For people like Christopher Blue, a high school student enrolled in the Vance-Granville Early College High School, it provides an opportunity to earn a high school diploma and an associate’s degree.
“My mother graduated as a registered nurse from Vance-Granville and I am a second generation community college student,” said Blue. “By being in the Early College, I am developing leadership skills and being exposed to more opportunities provided to me by Vance-Granville.”
He added, “I’m working with the county Boys and Girls Clubs and encouraging other youth to take advantage of these opportunities in their communities.”
The community colleges have created strong employees within professions across the state to those specific to communities. Of the nurses employed in North Carolina, 50 percent are graduates of community colleges. For the Bridgestone Tires plant in Wilson, they have sent more than 6,000 of their employees to be trained at Wilson Community College.
The North State Journal rounded up several of the community colleges located in the North Central Prosperity Zone to highlight some of the unique programs they offer their students.

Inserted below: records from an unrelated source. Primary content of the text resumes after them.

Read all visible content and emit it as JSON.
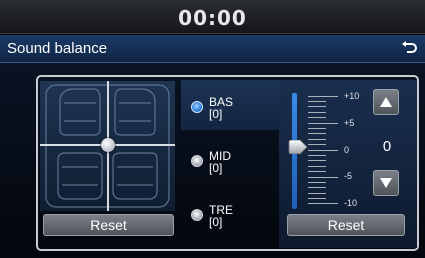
{
  "status_bar": {
    "time": "00:00"
  },
  "header": {
    "title": "Sound balance"
  },
  "balance": {
    "reset_label": "Reset"
  },
  "tone": {
    "options": [
      {
        "label": "BAS",
        "value": "[0]",
        "selected": true
      },
      {
        "label": "MID",
        "value": "[0]",
        "selected": false
      },
      {
        "label": "TRE",
        "value": "[0]",
        "selected": false
      }
    ],
    "scale_labels": [
      "+10",
      "+5",
      "0",
      "-5",
      "-10"
    ],
    "current_level": "0",
    "reset_label": "Reset"
  },
  "colors": {
    "accent": "#2a7ad8",
    "header": "#1c3a66"
  },
  "icons": {
    "back": "back-arrow-icon",
    "up": "up-arrow-icon",
    "down": "down-arrow-icon"
  }
}
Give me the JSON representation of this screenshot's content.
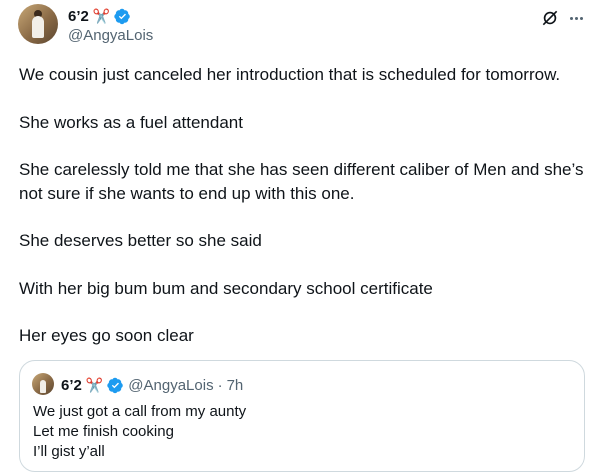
{
  "author": {
    "display_name": "6’2",
    "emoji": "✂️",
    "handle": "@AngyaLois",
    "verified": true
  },
  "icons": {
    "grok": "grok-icon",
    "more": "more-icon",
    "verified": "verified-badge-icon"
  },
  "colors": {
    "verified_blue": "#1d9bf0",
    "secondary_text": "#536471",
    "border": "#cfd9de"
  },
  "tweet": {
    "paragraphs": [
      "We cousin just canceled her introduction that is scheduled for tomorrow.",
      "She works as a fuel attendant",
      "She carelessly told me that she has seen different caliber of Men and she’s not sure if she wants to end up with this one.",
      "She deserves better so she said",
      "With her big bum bum and  secondary school certificate",
      "Her eyes go soon clear"
    ]
  },
  "quoted": {
    "display_name": "6’2",
    "emoji": "✂️",
    "handle": "@AngyaLois",
    "separator": "·",
    "time": "7h",
    "lines": [
      "We just got a call from my aunty",
      "Let me finish cooking",
      "I’ll gist y’all"
    ]
  }
}
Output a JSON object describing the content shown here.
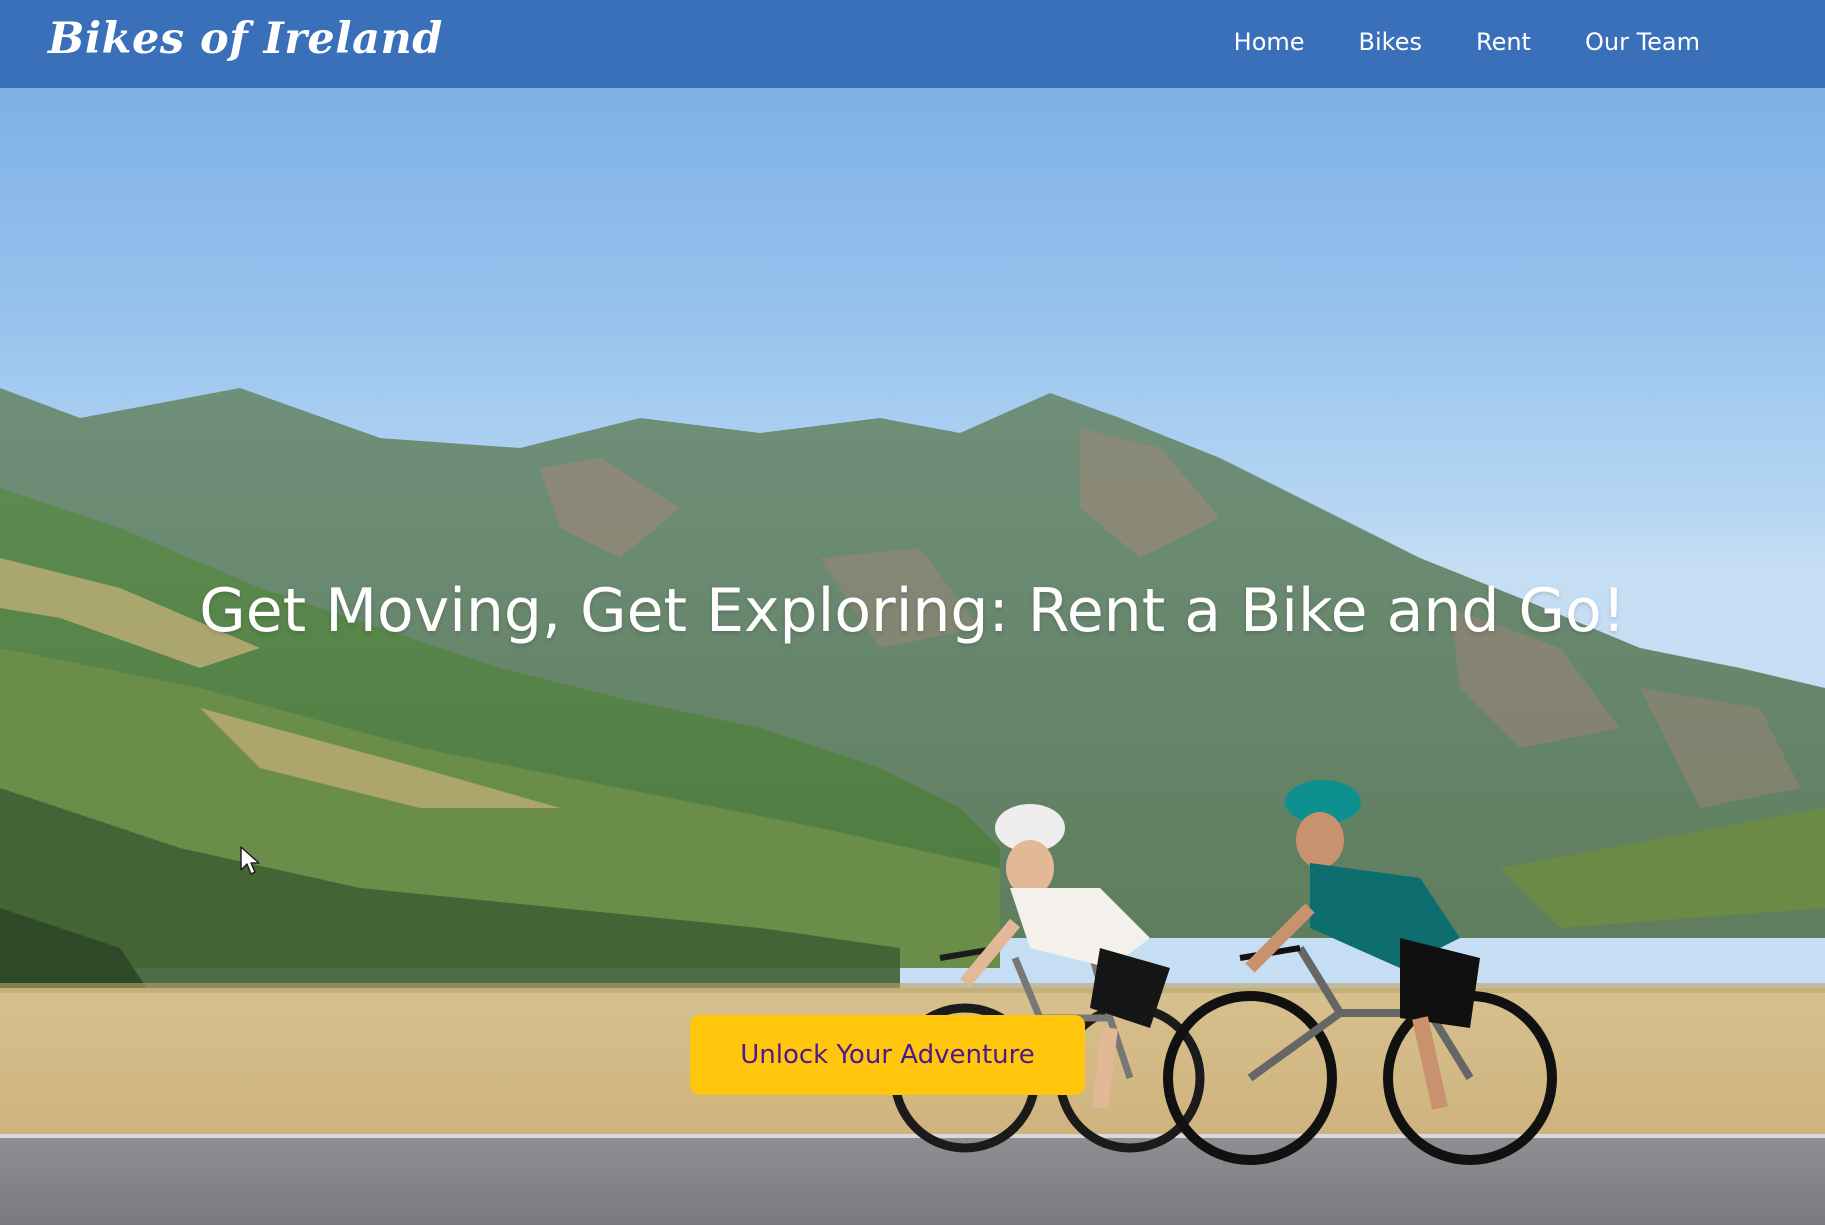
{
  "header": {
    "brand": "Bikes of Ireland",
    "nav": [
      {
        "label": "Home"
      },
      {
        "label": "Bikes"
      },
      {
        "label": "Rent"
      },
      {
        "label": "Our Team"
      }
    ]
  },
  "hero": {
    "title": "Get Moving, Get Exploring: Rent a Bike and Go!",
    "cta_label": "Unlock Your Adventure",
    "background": "photo of two cyclists on road bikes riding along a mountain road"
  },
  "colors": {
    "header_bg": "#3a6fba",
    "cta_bg": "#ffc60b",
    "cta_text": "#4b1a8c"
  }
}
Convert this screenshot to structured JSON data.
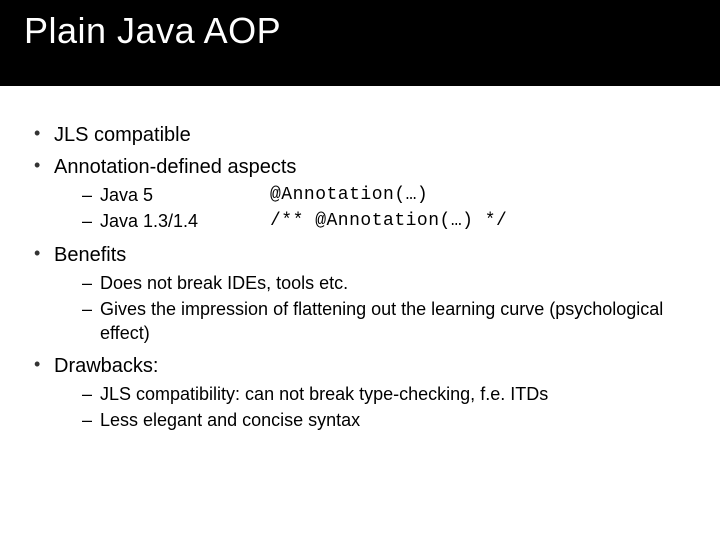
{
  "title": "Plain Java AOP",
  "bullets": {
    "b1": "JLS compatible",
    "b2": "Annotation-defined aspects",
    "b2_sub": {
      "s1_label": "Java 5",
      "s1_code": "@Annotation(…)",
      "s2_label": "Java 1.3/1.4",
      "s2_code": "/** @Annotation(…) */"
    },
    "b3": "Benefits",
    "b3_sub": {
      "s1": "Does not break IDEs, tools etc.",
      "s2": "Gives the impression of flattening out the learning curve (psychological effect)"
    },
    "b4": "Drawbacks:",
    "b4_sub": {
      "s1": "JLS compatibility: can not break type-checking, f.e. ITDs",
      "s2": "Less elegant and concise syntax"
    }
  }
}
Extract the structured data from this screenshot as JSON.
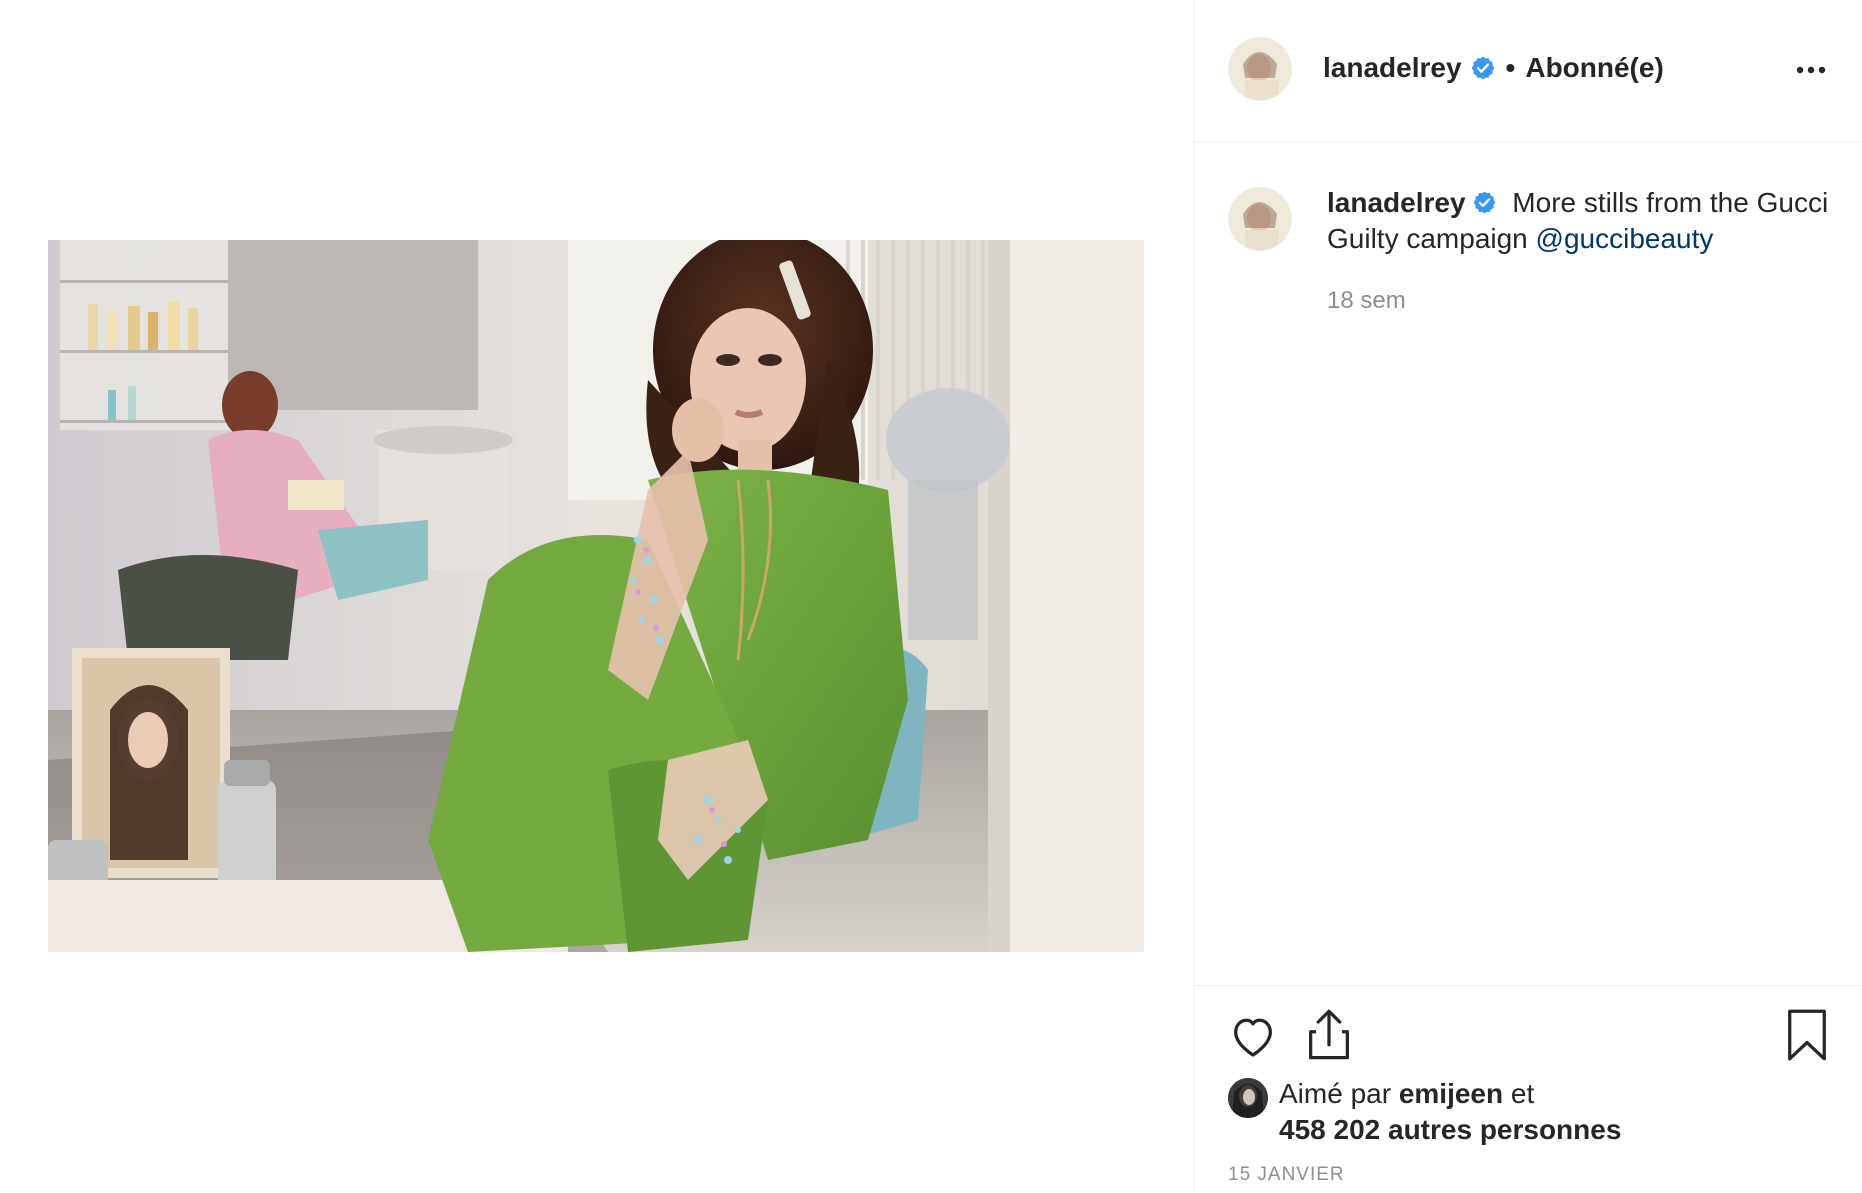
{
  "post": {
    "image_alt": "Photo: woman in green Gucci outfit seated in a salon",
    "author": {
      "username": "lanadelrey",
      "verified": true,
      "follow_status": "Abonné(e)",
      "separator": "•"
    },
    "caption": {
      "username": "lanadelrey",
      "text": " More stills from the Gucci Guilty campaign ",
      "mention": "@guccibeauty",
      "time_ago": "18 sem"
    },
    "likes": {
      "prefix": "Aimé par ",
      "liker": "emijeen",
      "suffix": " et",
      "others": "458 202 autres personnes"
    },
    "date": "15 JANVIER"
  },
  "icons": {
    "more": "more-options-icon",
    "like": "heart-icon",
    "share": "share-icon",
    "save": "bookmark-icon",
    "verified": "verified-badge-icon"
  },
  "colors": {
    "verified_blue": "#3897f0",
    "mention": "#00376b",
    "muted_text": "#8e8e8e",
    "divider": "#efefef"
  }
}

Vance-Granville CC, HendersonWelding and Mechatronics Engineering TechnologyWelding has been a part of Vance-Granville for 25 years with Mechatronics joining the curriculum in 2014. The programs are designed to provide students with an understanding of science, mathematics, technology and applications in the industry.
“There is a huge future for people who choose technology as their calling. By studying and receiving degrees in these fields, this becomes their gateway for jobs in the industry,” said Keith Shearon, department chair.
Wake Technical CC, Raleigh
3D Printing, Additive manufacturing, or 3-D Printing, is transforming how things are made from the scale of the individual tinkerer to the largest industries. Included in the engineering track, 3-D printing and full body scanners are designed to help students understand machine setup, maintenance and the growing technology of the printing industry.
“We are a technical college and offering these programs are right up our alley. Employers in the technology industry are looking for employees to have this type of skill,” said David West, 3D media specialist.
Piedmont CC, Roxboro
Film and Video Production Technology
This unique program caters to camera assistants, lighting technicians, sound recordists, makeup artists, set dressers and production assistants. Developing skills in the film industry, these students are ready to compete for entry-level jobs upon completion of the program.
“YouTube videos have become the biggest money maker. We are training students on developing their videos, but also how to be on set, use grips, assist with productions, work with screenplays and providing them more credentials and information to be successful,” said Jesse Knight, coordinator and instructor of Film and Video Production.
Edgecombe Community College, Tarboro and Rocky Mount
With the assistance of a patient simulator and mobile lab, students are being trained in situations as real and life-like as possible. Simulated mannequins can breathe, blink and provide students with opportunities to treat bleed outs, seizures, births and amputations.
“By putting students in situations identical to real-life experiences and providing them with the equipment they will use on the job, we are better preparing them for a future in the healthcare field,” said Robert P. Whistler, coordinator of Emergency Services and Public Safety Training.
Nash CC, Rocky Mount
Electric Line Construction Academy
Electrical infrastructure needs regular maintenance and upgrading to maintain the safety of residents and a standard of living. The Electric Line Construction Academy provides students will more than 400 hours of combined classroom and field training.
“Half of the country’s electrical linemen are fixing to retire. There is a high demand for this trade,” said Brandon Shook, electric line construction technology instructor.